Serratiopeptidase is an enzyme found in silkworm intestines that allows the emerging moth to dissolve its cocoon. This enzyme appears to have anti-inflammatory properties and is being promoted online and elsewhere as a treatment for pain associated with arthritis, surgery, trauma and fibromyalgia. And, as you note, it also is promoted as a treatment for atherosclerotic plaque, the buildup of cholesterol, fat, and calcium in arteries. The claim is that serratiopeptidase “digests” the substances that cause plaque without harming underlying tissue.
I’ve seen no scientific evidence documenting or supporting this claim. Most of the published research on serratiopeptidase focuses on its anti-inflammatory properties and, most recently, its potential as a substitute for non-steroidal anti-inflammatory drugs and as a topical treatment for inflammation. I believe that inflammation in arterial lining is a root cause of atherosclerosis and recommend an anti-inflammatory diet and lifestyle as preventive strategies. Even if serratiopeptidase proves to be an effective anti-inflammatory agent, I would not rely on it as a treatment for existing atherosclerotic plaque.
If tests have shown that you have atherosclerosis, the accumulation of plaque along the inner layer of arteries, the danger is that over time, this build-up may grow large enough to block the artery. What’s more, if the plaque is disturbed, platelets may begin to accumulate at the site and form a thrombus, or clot, which can continue to grow until it completely blocks an artery, cutting off the oxygen supply to a vital organ. Alternatively, a clot can break free from the blood vessel wall (become an embolus) and become lodged somewhere else further downstream. This could lead to a heart attack or stroke if the clot blocks the blood and oxygen supply to a major artery leading to the heart or brain.
Instead of using an unproven treatment such as serratiopeptidase to deal with atherosclerosis, your goal should be to reduce your risks via diet (lose weight, if necessary, and avoid saturated fats), exercise, cholesterol control and blood pressure control. If you smoke, stop now.

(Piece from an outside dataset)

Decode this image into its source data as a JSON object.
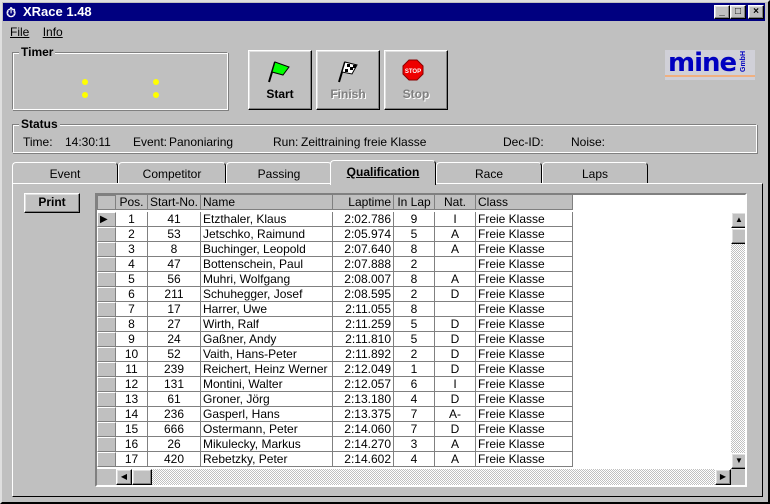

To support heart health, I also recommend fish oil (add oily fish such as wild Alaskan salmon to your diet, or take fish oil supplements, two to three grams daily of a product containing both EPA and DHA) and 90-120 milligrams a day of coenzyme Q10.
Andrew Weil, M.D.